Other posts will include notes on linguistic history, discussions regarding interesting grammatical features, phonemic analysis, and so forth, and notes about these languages’ interactions with the surrounding (dominant) Arabic dialects.

Through this, we attempt to get, and give, as complete an overview of the knowledge there is to be gained from studying these fascinating languages with the documentation that currently exists. Through this blog, we also hope to bring them to the attention of a wider scholarship, and to encourage further research in the field.

Research on these Berber varieties is particularly timely, for the important reason that, especially in Libya, they are now coming to be used increasingly in the media. Prior to this year, there was essentially no media – written or audio – in Berber in Libya; it was suppressed by the regime. We also take an interest in this, and from time to time will post and comment on Berber media. There is no doubt that some interesting sociolinguistic and inter-dialectal phenomenon are going on.

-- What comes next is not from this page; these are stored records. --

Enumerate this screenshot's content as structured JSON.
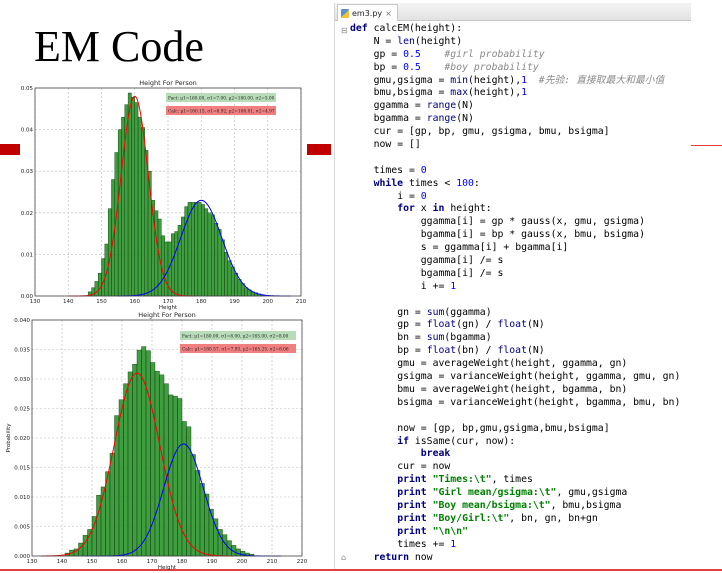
{
  "slide": {
    "title": "EM Code",
    "accent_color": "#c00000"
  },
  "editor": {
    "tab_label": "em3.py",
    "tab_close": "×",
    "code_lines": [
      "def calcEM(height):",
      "    N = len(height)",
      "    gp = 0.5    #girl probability",
      "    bp = 0.5    #boy probability",
      "    gmu,gsigma = min(height),1  #先验: 直接取最大和最小值",
      "    bmu,bsigma = max(height),1",
      "    ggamma = range(N)",
      "    bgamma = range(N)",
      "    cur = [gp, bp, gmu, gsigma, bmu, bsigma]",
      "    now = []",
      "",
      "    times = 0",
      "    while times < 100:",
      "        i = 0",
      "        for x in height:",
      "            ggamma[i] = gp * gauss(x, gmu, gsigma)",
      "            bgamma[i] = bp * gauss(x, bmu, bsigma)",
      "            s = ggamma[i] + bgamma[i]",
      "            ggamma[i] /= s",
      "            bgamma[i] /= s",
      "            i += 1",
      "",
      "        gn = sum(ggamma)",
      "        gp = float(gn) / float(N)",
      "        bn = sum(bgamma)",
      "        bp = float(bn) / float(N)",
      "        gmu = averageWeight(height, ggamma, gn)",
      "        gsigma = varianceWeight(height, ggamma, gmu, gn)",
      "        bmu = averageWeight(height, bgamma, bn)",
      "        bsigma = varianceWeight(height, bgamma, bmu, bn)",
      "",
      "        now = [gp, bp,gmu,gsigma,bmu,bsigma]",
      "        if isSame(cur, now):",
      "            break",
      "        cur = now",
      "        print \"Times:\\t\", times",
      "        print \"Girl mean/gsigma:\\t\", gmu,gsigma",
      "        print \"Boy mean/bsigma:\\t\", bmu,bsigma",
      "        print \"Boy/Girl:\\t\", bn, gn, bn+gn",
      "        print \"\\n\\n\"",
      "        times += 1",
      "    return now"
    ]
  },
  "chart_data": [
    {
      "type": "bar",
      "title": "Height For Person",
      "xlabel": "Height",
      "ylabel": "",
      "xlim": [
        130,
        210
      ],
      "ylim": [
        0,
        0.05
      ],
      "xticks": [
        "130",
        "140",
        "150",
        "160",
        "170",
        "180",
        "190",
        "200",
        "210"
      ],
      "yticks": [
        "0.00",
        "0.01",
        "0.02",
        "0.03",
        "0.04",
        "0.05"
      ],
      "grid": true,
      "bar_width": 1,
      "bar_color": "#1f8c1f",
      "bars_x": [
        146,
        147,
        148,
        149,
        150,
        151,
        152,
        153,
        154,
        155,
        156,
        157,
        158,
        159,
        160,
        161,
        162,
        163,
        164,
        165,
        166,
        167,
        168,
        169,
        170,
        171,
        172,
        173,
        174,
        175,
        176,
        177,
        178,
        179,
        180,
        181,
        182,
        183,
        184,
        185,
        186,
        187,
        188,
        189,
        190,
        191,
        192,
        193,
        194,
        195,
        196,
        197,
        198
      ],
      "bars_y": [
        0.001,
        0.002,
        0.0035,
        0.0055,
        0.009,
        0.0125,
        0.021,
        0.028,
        0.0345,
        0.04,
        0.043,
        0.046,
        0.0488,
        0.0478,
        0.0465,
        0.043,
        0.0405,
        0.035,
        0.03,
        0.023,
        0.0205,
        0.0185,
        0.0145,
        0.013,
        0.013,
        0.015,
        0.0155,
        0.017,
        0.019,
        0.0215,
        0.0225,
        0.0225,
        0.0225,
        0.0225,
        0.022,
        0.021,
        0.02,
        0.0195,
        0.0175,
        0.016,
        0.0135,
        0.0105,
        0.0085,
        0.007,
        0.0055,
        0.004,
        0.003,
        0.002,
        0.0015,
        0.001,
        0.0008,
        0.0005,
        0.0003
      ],
      "curves": [
        {
          "color": "#ff0000",
          "mu": 160,
          "sigma": 4.1,
          "peak": 0.048,
          "range": [
            140,
            178
          ]
        },
        {
          "color": "#0000ff",
          "mu": 180,
          "sigma": 6.2,
          "peak": 0.023,
          "range": [
            155,
            207
          ]
        }
      ],
      "legend": [
        {
          "text": "Fact: μ1=160.00, σ1=7.00, μ2=180.00, σ2=5.00",
          "color": "#b8dcb8"
        },
        {
          "text": "Calc: μ1=160.15, σ1=6.92, μ2=180.01, σ2=4.97",
          "color": "#f08080"
        }
      ]
    },
    {
      "type": "bar",
      "title": "Height For Person",
      "xlabel": "Height",
      "ylabel": "Probability",
      "xlim": [
        130,
        220
      ],
      "ylim": [
        0,
        0.04
      ],
      "xticks": [
        "130",
        "140",
        "150",
        "160",
        "170",
        "180",
        "190",
        "200",
        "210",
        "220"
      ],
      "yticks": [
        "0.000",
        "0.005",
        "0.010",
        "0.015",
        "0.020",
        "0.025",
        "0.030",
        "0.035",
        "0.040"
      ],
      "grid": true,
      "bar_width": 1.5,
      "bar_color": "#1f8c1f",
      "bars_x": [
        141,
        142.5,
        144,
        145.5,
        147,
        148.5,
        150,
        151.5,
        153,
        154.5,
        156,
        157.5,
        159,
        160.5,
        162,
        163.5,
        165,
        166.5,
        168,
        169.5,
        171,
        172.5,
        174,
        175.5,
        177,
        178.5,
        180,
        181.5,
        183,
        184.5,
        186,
        187.5,
        189,
        190.5,
        192,
        193.5,
        195,
        196.5,
        198,
        199.5,
        201,
        202.5
      ],
      "bars_y": [
        0.0005,
        0.001,
        0.0012,
        0.0022,
        0.0035,
        0.0045,
        0.0067,
        0.0103,
        0.0117,
        0.0143,
        0.0174,
        0.0238,
        0.0265,
        0.0292,
        0.0312,
        0.0325,
        0.0349,
        0.0355,
        0.0348,
        0.0328,
        0.0313,
        0.0307,
        0.0292,
        0.0273,
        0.0271,
        0.0267,
        0.0228,
        0.0219,
        0.0172,
        0.0145,
        0.0123,
        0.0105,
        0.0079,
        0.0063,
        0.0045,
        0.0036,
        0.0026,
        0.0018,
        0.0012,
        0.0008,
        0.0005,
        0.0003
      ],
      "curves": [
        {
          "color": "#ff0000",
          "mu": 165,
          "sigma": 7.6,
          "peak": 0.031,
          "range": [
            133,
            197
          ]
        },
        {
          "color": "#0000ff",
          "mu": 180.5,
          "sigma": 6.6,
          "peak": 0.019,
          "range": [
            148,
            213
          ]
        }
      ],
      "legend": [
        {
          "text": "Fact: μ1=180.00, σ1=8.00, μ2=165.00, σ2=8.00",
          "color": "#b8dcb8"
        },
        {
          "text": "Calc: μ1=180.57, σ1=7.93, μ2=165.25, σ2=8.06",
          "color": "#f08080"
        }
      ]
    }
  ]
}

We will finish off with a short overview of some of the languages to be discussed on this blog:

  • Aujila Berber (Aujili) is spoken in the oasis of Aujila, Libya. From a historical point of view, it is a fascinating language, as it is one of the few that retains Proto-Berber (as v). Other languages that have retained this consonant are the Tuareg languages (as h) and Ghadamès (as β). Syntactically and morphologically Aujila is an interesting language, as it has lost much of the typically Berber features such as ‘state’, clitic fronting and has quite a different verbal system from other Berber languages.
  • The only Berber language that is spoken in Egypt is Siwa Berber (Siwi), in the oasis of Siwa in the western desert. Like Aujila, it has undergone intensive restructuring of the grammatical system, and fascinatingly, seems to share several of these grammatical features with Aujila.

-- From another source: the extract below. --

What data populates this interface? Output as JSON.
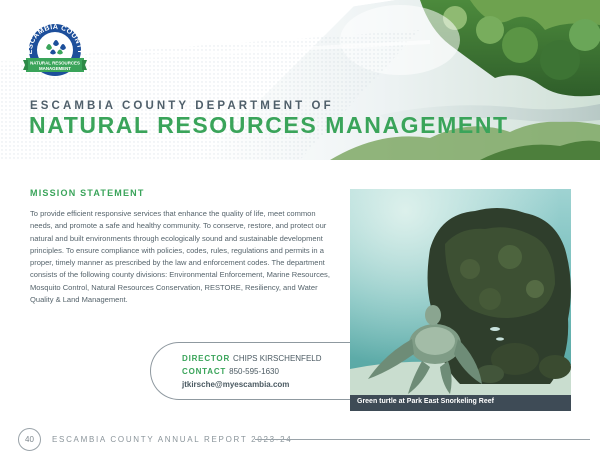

  • Ghadamès, an oasis in western  Libya on the border with Tunisia, is the home of Ghadamès Berber (Ghadamsi), the other Libyan language that retains the Proto-Berber Ghadamès is a fascinating language for historical linguists as it also shows some traces of the long lost Proto-Berber consonant . Patterns in the oriental Berber languages are the lack of ‘state’ marking, and a radically different verbal system than the more familiar Berber languages of western North-Africa. The verbal system of Ghadamès may just be the most exotic reconfiguration of all the languages of this region.
  • North of Ghadamès, still in western Libya, we find the Nefusa Berber (Nefusi) languages spoken around the Nefusa mountains, in the cities of Nalut, Jadu, Kabaw, and Yefren (to name a few). These languages have received quite substantial academic attention, from the perspective of oriental Berber. Nevertheless, further research, especially into its linguistic history, will be well worth it.

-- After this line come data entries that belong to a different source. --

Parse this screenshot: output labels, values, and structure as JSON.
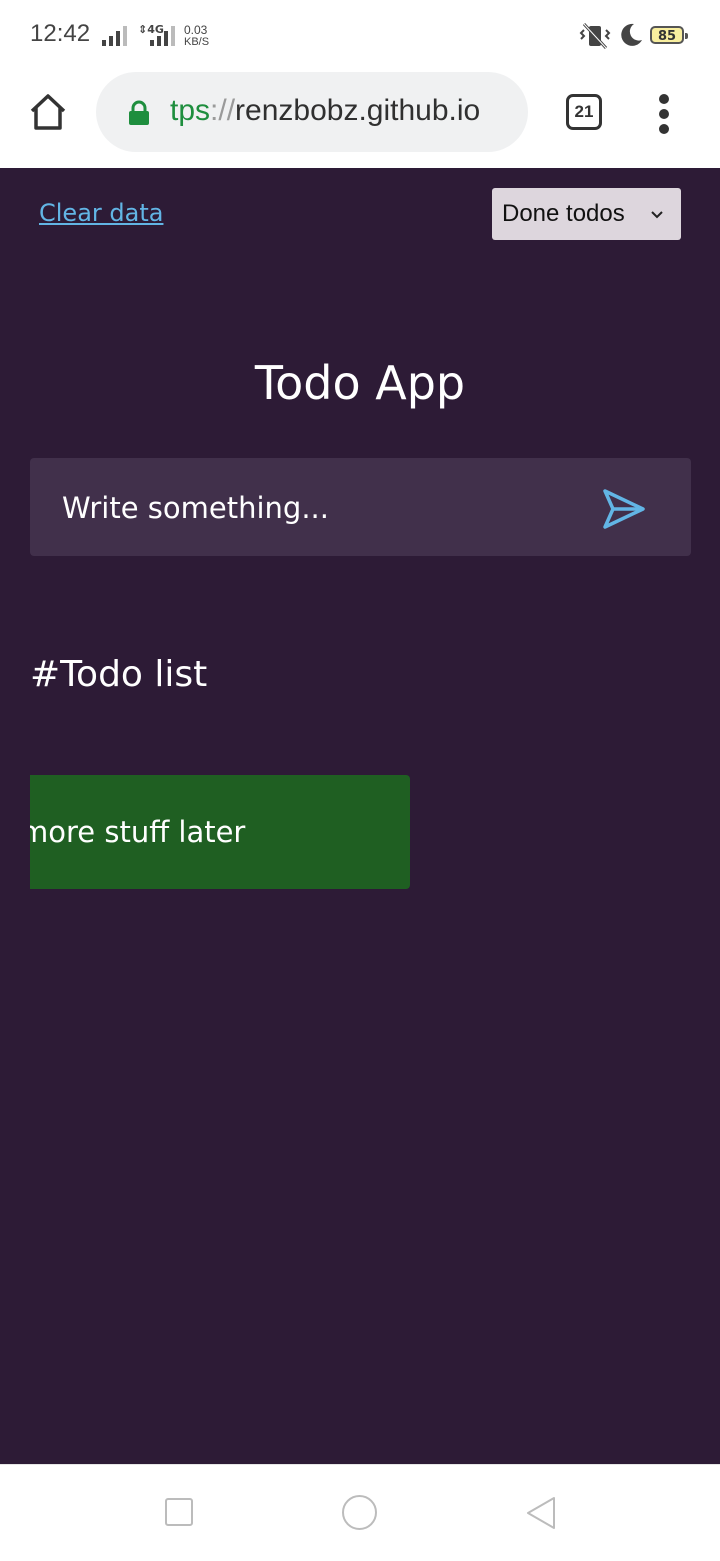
{
  "status_bar": {
    "time": "12:42",
    "network_type": "4G",
    "speed_value": "0.03",
    "speed_unit": "KB/S",
    "battery": "85"
  },
  "browser": {
    "url_scheme": "tps",
    "url_sep": "://",
    "url_host": "renzbobz.github.io",
    "tab_count": "21",
    "accent_color": "#1e8e3e"
  },
  "app": {
    "clear_link": "Clear data",
    "filter_selected": "Done todos",
    "title": "Todo App",
    "input_placeholder": "Write something...",
    "list_heading": "#Todo list",
    "todos": [
      {
        "text": "more stuff later",
        "done": true
      }
    ],
    "colors": {
      "background": "#2d1b36",
      "input_bg": "#41304b",
      "done_item": "#1f5f22",
      "link": "#62b5e5"
    }
  }
}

  • High up north on the coast of Libya, we find Zuara, where the Zuara Berber language is spoken. This language has received quite considerable attention due to the recent publication of Mitchell’s work, edited by Harry Stroomer and Stanley Oomen (Mitchell et al. 2009). The Zuara language is not generally considered to be part of the Eastern Berber languages, and is sooner associated with the Northern Berber languages, similar to Tunisian Berber. Nevertheless, this language could use more attention, and maybe in the future of this blog we will focus on it.
  • Sokna Berber (Sokni) was (or is still) spoken in the oasis of Sokna in west-central Libya. Our only record of Sokni comes from 1924, when only a few dozen people were reported to still speak the language. Though distinct from Fogaha Berber, there is some historical relationship between the two.
  • El-Fogaha Berber, traditionally considered to be the same language as Sokna Berber, seems to be lexically quite divergent. A more in-depth study of this language, will definitely give a clearer indication of the underlying relations between these two languages.